▶ **WORK TASK**
If a line in the entries below includes "temperature", show that line.

▶ **RECORD EXCERPTS**
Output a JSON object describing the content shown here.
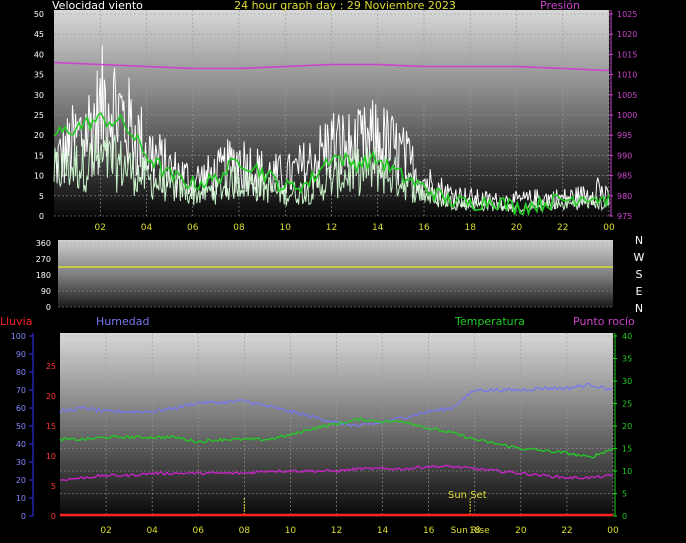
{
  "header": {
    "wind_label": "Velocidad viento",
    "title": "24 hour graph day : 29 Noviembre 2023",
    "pressure_label": "Presión"
  },
  "bottom_labels": {
    "rain": "Lluvia",
    "humidity": "Humedad",
    "temperature": "Temperatura",
    "dewpoint": "Punto rocío",
    "sunset": "Sun Set",
    "sunrise": "Sun Rise"
  },
  "compass": [
    "N",
    "W",
    "S",
    "E",
    "N"
  ],
  "colors": {
    "wind_gust": "#ffffff",
    "wind_speed": "#c8f0c8",
    "wind_avg": "#22cc22",
    "pressure": "#cc44cc",
    "direction": "#dddd33",
    "humidity": "#7777ee",
    "temperature": "#22cc22",
    "dewpoint": "#cc22cc",
    "rain": "#ff2222",
    "sun_marker": "#dddd33"
  },
  "chart_data": [
    {
      "type": "line",
      "name": "wind-pressure",
      "x_ticks": [
        "02",
        "04",
        "06",
        "08",
        "10",
        "12",
        "14",
        "16",
        "18",
        "20",
        "22",
        "00"
      ],
      "xlim": [
        0,
        24
      ],
      "ylim_left": [
        0,
        50
      ],
      "yticks_left": [
        0,
        5,
        10,
        15,
        20,
        25,
        30,
        35,
        40,
        45,
        50
      ],
      "ylim_right": [
        975,
        1025
      ],
      "yticks_right": [
        975,
        980,
        985,
        990,
        995,
        1000,
        1005,
        1010,
        1015,
        1020,
        1025
      ],
      "series": [
        {
          "name": "Velocidad viento",
          "kind": "gust",
          "x": [
            0,
            1,
            2,
            2.3,
            3,
            4,
            5,
            6,
            7,
            8,
            9,
            10,
            11,
            12,
            13,
            14,
            15,
            16,
            17,
            18,
            19,
            20,
            21,
            22,
            23,
            23.5,
            24
          ],
          "values": [
            20,
            30,
            40,
            48,
            38,
            26,
            18,
            14,
            16,
            22,
            17,
            15,
            20,
            28,
            26,
            30,
            24,
            14,
            9,
            7,
            6,
            6,
            7,
            7,
            8,
            12,
            6
          ]
        },
        {
          "name": "wind speed",
          "kind": "speed",
          "x": [
            0,
            1,
            2,
            3,
            4,
            5,
            6,
            7,
            8,
            9,
            10,
            11,
            12,
            13,
            14,
            15,
            16,
            17,
            18,
            19,
            20,
            21,
            22,
            23,
            24
          ],
          "values": [
            12,
            14,
            15,
            14,
            10,
            8,
            6,
            7,
            10,
            8,
            6,
            7,
            10,
            12,
            13,
            10,
            6,
            4,
            3,
            3,
            2,
            3,
            3,
            4,
            3
          ]
        },
        {
          "name": "wind average",
          "kind": "avg",
          "x": [
            0,
            1,
            2,
            3,
            4,
            5,
            6,
            7,
            8,
            9,
            10,
            11,
            12,
            13,
            14,
            15,
            16,
            17,
            18,
            19,
            20,
            21,
            22,
            23,
            24
          ],
          "values": [
            20,
            22,
            24,
            23,
            15,
            10,
            8,
            9,
            14,
            11,
            7,
            8,
            15,
            13,
            14,
            10,
            7,
            4,
            3,
            4,
            2,
            3,
            4,
            5,
            4
          ]
        },
        {
          "name": "Presión",
          "kind": "pressure",
          "x": [
            0,
            2,
            4,
            6,
            8,
            10,
            12,
            14,
            16,
            18,
            20,
            22,
            24
          ],
          "values": [
            1013,
            1012.5,
            1012,
            1011.5,
            1011.5,
            1012,
            1012.5,
            1012.5,
            1012,
            1012,
            1012,
            1011.5,
            1011
          ]
        }
      ]
    },
    {
      "type": "line",
      "name": "wind-direction",
      "ylim": [
        0,
        360
      ],
      "yticks": [
        0,
        90,
        180,
        270,
        360
      ],
      "series": [
        {
          "name": "direction",
          "x": [
            0,
            24
          ],
          "values": [
            225,
            225
          ]
        }
      ]
    },
    {
      "type": "line",
      "name": "humidity-temperature",
      "x_ticks": [
        "02",
        "04",
        "06",
        "08",
        "10",
        "12",
        "14",
        "16",
        "18",
        "20",
        "22",
        "00"
      ],
      "xlim": [
        0,
        24
      ],
      "yticks_rain": [
        0,
        10,
        20,
        30,
        40,
        50,
        60,
        70,
        80,
        90,
        100
      ],
      "yticks_inner": [
        0,
        5,
        10,
        15,
        20,
        25
      ],
      "ylim_right": [
        0,
        40
      ],
      "yticks_right": [
        0,
        5,
        10,
        15,
        20,
        25,
        30,
        35,
        40
      ],
      "sunrise_x": 8,
      "sunset_x": 17.8,
      "series": [
        {
          "name": "Humedad",
          "x": [
            0,
            1,
            2,
            3,
            4,
            5,
            6,
            7,
            8,
            9,
            10,
            11,
            12,
            13,
            14,
            15,
            16,
            17,
            18,
            19,
            20,
            21,
            22,
            23,
            24
          ],
          "values": [
            58,
            60,
            58,
            58,
            58,
            60,
            63,
            63,
            64,
            61,
            58,
            55,
            52,
            50,
            52,
            55,
            58,
            60,
            70,
            70,
            70,
            71,
            71,
            73,
            70
          ]
        },
        {
          "name": "Temperatura",
          "x": [
            0,
            1,
            2,
            3,
            4,
            5,
            6,
            7,
            8,
            9,
            10,
            11,
            12,
            13,
            14,
            15,
            16,
            17,
            18,
            19,
            20,
            21,
            22,
            23,
            24
          ],
          "values": [
            17,
            17,
            17.5,
            17.5,
            17.5,
            17.5,
            16.5,
            17,
            17,
            17,
            18,
            19.5,
            20.5,
            21.5,
            21,
            21,
            19.5,
            18.5,
            17,
            16,
            15,
            14.5,
            14,
            13,
            15
          ]
        },
        {
          "name": "Punto rocío",
          "x": [
            0,
            1,
            2,
            3,
            4,
            5,
            6,
            7,
            8,
            9,
            10,
            11,
            12,
            13,
            14,
            15,
            16,
            17,
            18,
            19,
            20,
            21,
            22,
            23,
            24
          ],
          "values": [
            8,
            8.5,
            9,
            9,
            9.5,
            9.5,
            9.5,
            9.5,
            9.5,
            10,
            10,
            10,
            10,
            10.5,
            10.5,
            10.5,
            11,
            11,
            10.5,
            10,
            9.5,
            9,
            8.5,
            8.5,
            9
          ]
        },
        {
          "name": "Lluvia",
          "x": [
            0,
            24
          ],
          "values": [
            0,
            0
          ]
        }
      ]
    }
  ]
}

▶ **ANSWER TO THE PROBLEM**
    "temperature": "Temperatura",
    "temperature": "#22cc22",
      "name": "humidity-temperature",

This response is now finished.